Worked examples are a standard part of Science teaching, right? Science teachers use them all the time.
Or do they?
I thought I did. I’d work through a question on the board, demonstrate how to answer it, and then let pupils attempt some similar questions. I thought that was enough, until I started looking into the research and how to really make the most of them. For many pupils the leap from a single worked example to independent practice is too great. We need to provide steps to carefully scaffold the transition.
Scaffolding and working memory
Worked Examples provide pupils with a structured, completed example of how to complete a task. The pupils have a chance to explore and understand a strategy before
putting it into action themselves. But the way we use worked examples can also add additional scaffolding to support them on their journey to independence.
The FAME framework provides simple and effective strategies that help to support pupils with cognitive load and develop metacognitive thinking. Fading
allows the teacher to carefully remove scaffolding as pupils gain confidence. Alternation provides a way of sequencing worked examples and problems to reduce the burden on working memory.
The decision on when to alternate examples, how much and how fast to fade, requires carefully considering both the curriculum and the needs of the pupils in front of you. For instance, my Year 11 pupils require fewer faded examples when tackling acceleration calculations, as they’ve already had plenty of experience solving calculations earlier in the curriculum.
Once pupils have had an opportunity to study worked examples (ideally modelled by the teacher using the Think Aloud process) it can be helpful to provide pupils with faded (or partial) worked examples. Research suggests it may be better to fade backwards[i]; take a completed worked example and remove some of the later stages for the pupils to complete independently.
The aim is to fade at an appropriate pace so that the leap from worked example to independent practice isn’t too great.
For instance, the Speed = Distance/Time examples below fades backwards.
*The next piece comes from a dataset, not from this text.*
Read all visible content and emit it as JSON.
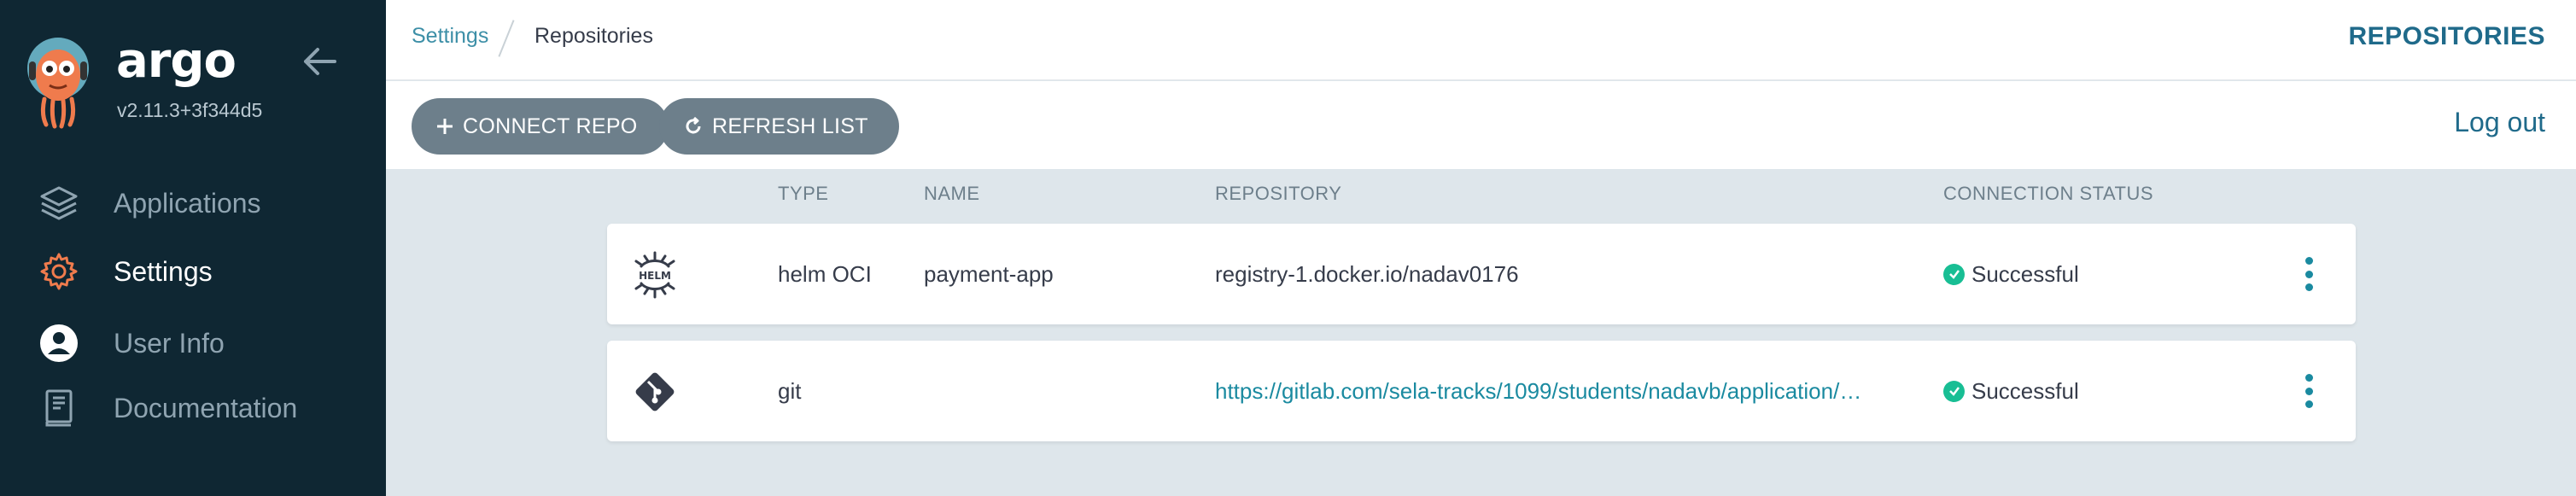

Example 1 requires substituting one value and solving. Example 2 is harder, requiring the pupil to identify values, as well as substituting and solving.
In the refraction faded examples below, pupils are first supported in deciding which direction (towards or away from the normal line) the rays should refract, before then completing more of the ray diagram.
Any change in the procedure, introduction of a new stage or a significant increase in difficulty can add to cognitive load. At this stage it can be helpful to return to Worked Examples again to provide a scaffold, and then fade to independent practice.
When planning it helps to have the end target in mind. What is the most difficult problem I would want the pupils to be able to solve? What is the component knowledge/skills that they would require? Then scaffold backwards, providing them with opportunities to master the components and build towards your final goal.
In the image below, when learning how to solve specific heat capacity calculations the pupil experiences worked examples, faded examples and independent practice for calculating thermal energy. This is then repeated for (the more challenging) mass and temperature change calculations.
Since adding fading and alternation my pupils have gained confidence in tackling new learning and they have been more successful in remembering new scientific procedures. It may take a little more time initially, but it’s been a worthwhile investment. For pupils in the initial stages of learning, enhancing worked examples in this way can have tangible benefits[ii].
[i] Alexander Renkl & Robert K. Atkinson (2003) Structuring the Transition From Example Study to Problem Solving in Cognitive Skill Acquisition: A Cognitive Load Perspective, Educational Psychologist, 38:1, 15 – 22,DOI: 10.1207/S15326985EP3801_3
[ii] Perry, T., Lea, R., Jørgensen, C. R., Cordingley, P., Shapiro, K., & Youdell, D. (2021). Cognitive Science in the Classroom. London: Education Endowment Foundation (EEF).